So Juan Hernandez’s siblings, parents and a niece gathered at his parents' Little Village home — a block away from the spot where Hernandez was killed.
Hernandez, 41 and a father of five, had been at Los Gallos, a taqueria on 26th Street, after taking a neighbor to the hospital. The teenager had been hit in the head and needed medical attention, Hernandez’s family said.
Surveillance video from the restaurant viewed by the family showed Hernandez walking in and shaking hands with a man, as if they knew each other, the siblings said. Then it appeared an argument ensued and the two men pointed to the door, as if to say, “Let’s take this outside.”
Hernandez apparently walked out of the restaurant and Nicholas Hernandez, 33, of Berwyn, allegedly pulled up in a SUV and shot Hernandez, court records show. They are not related.
“I don’t know why he stopped at this restaurant,” said his sister, Elsa Perez, 45.
The family also said they don’t know why he allegedly argued with Nicholas Hernandez.
As a young man, he had been involved with neighborhood gangs, his family said. But he had left that lifestyle behind, they said.
The family has lived in Little Village for more than 20 years. Hernandez moved back into the neighborhood from Plainfield after he separated from his wife.
Hernandez worked for more than two decades as an engineer/conductor for the Metra Union Pacific, his family said.
When the family gathered on Sundays at their parents' home for dinners of enchiladas and tostadas, Hernandez would tell the family stories of life on the railroad.
“He always had stories about something or another,” Perez said. “Out of a bad situation, he’d make it funny.”
An athletic man, Hernandez — known as “El Guapo” (the handsome one) — rode his bike to work downtown and was an avid runner. He had run the Boston Marathon once and the Chicago Marathon twice, his family said.
He also had just completed medical testing to determine if he could donate a kidney so that his sister could receive a new kidney from another donor.

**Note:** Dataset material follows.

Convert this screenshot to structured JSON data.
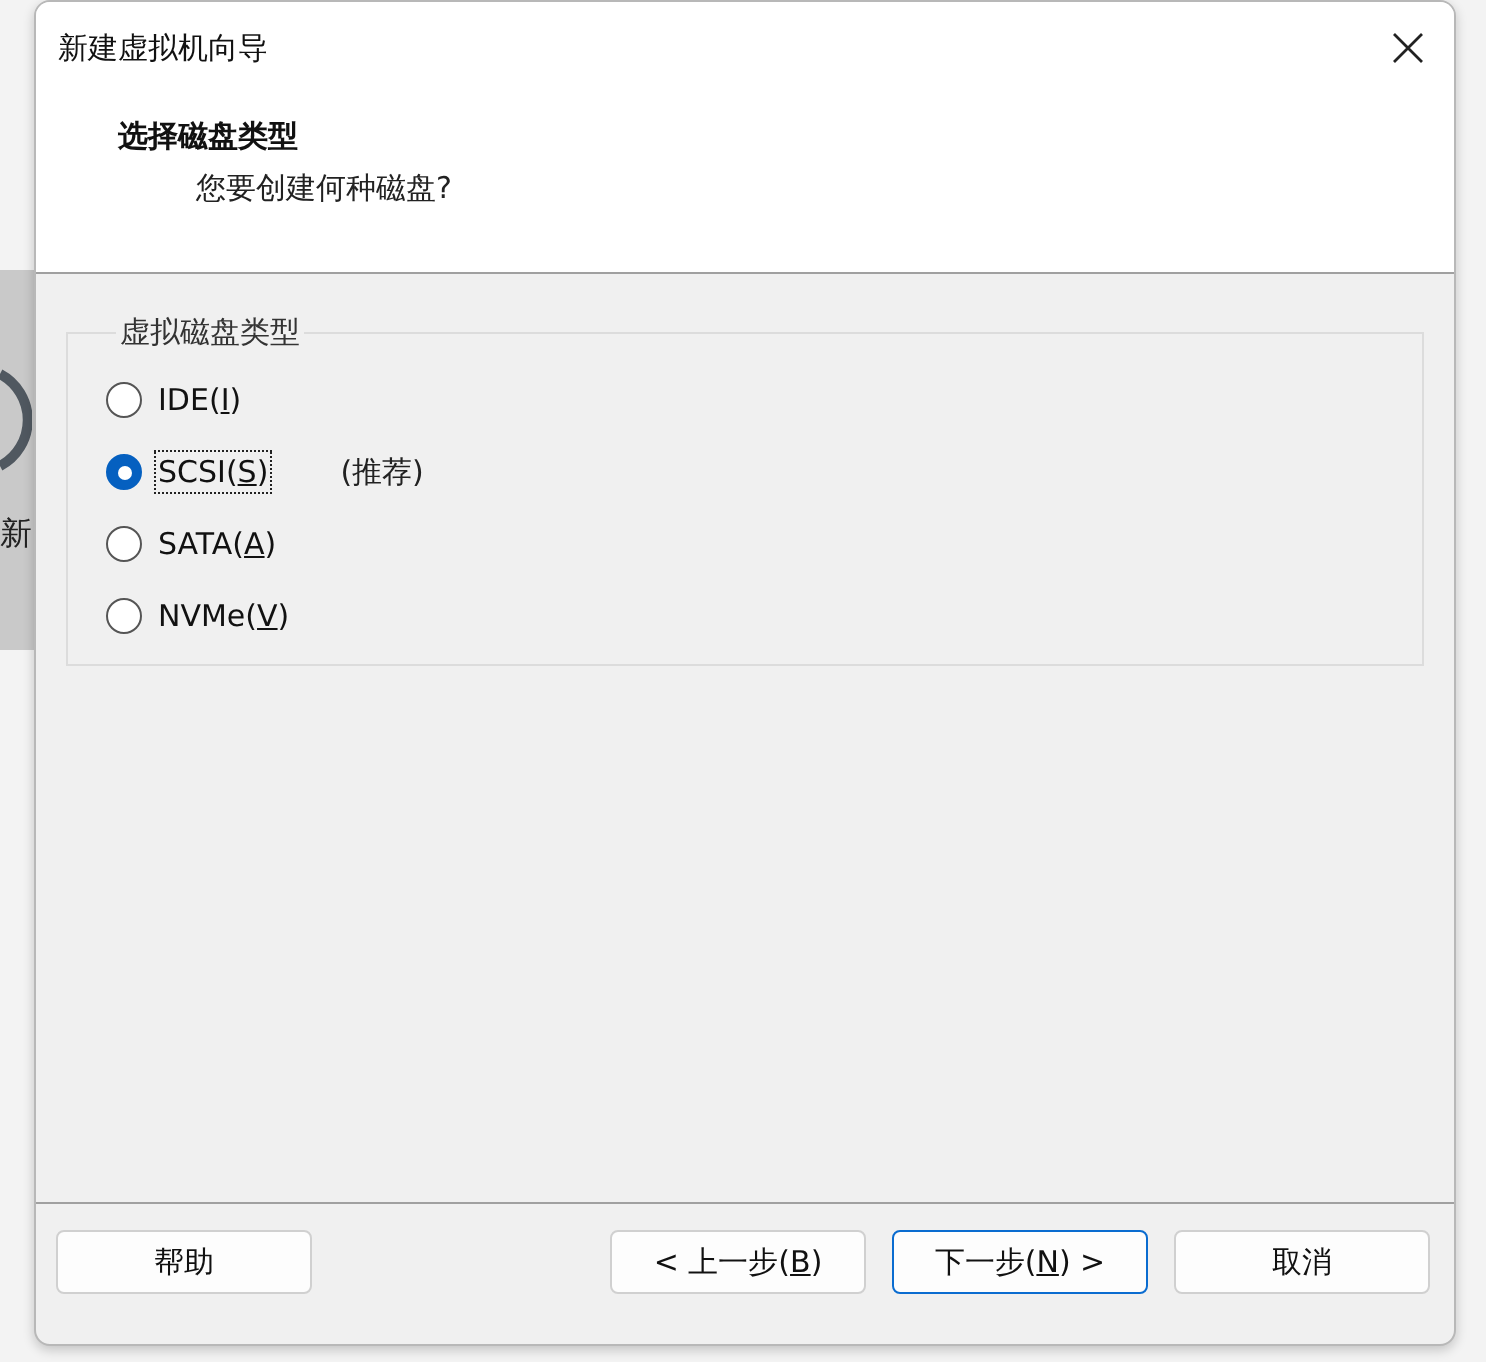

Out of six children, he was the second youngest but he was the oldest boy.
“He kind of took care of all of us,” Perez said. “He acted like the oldest.”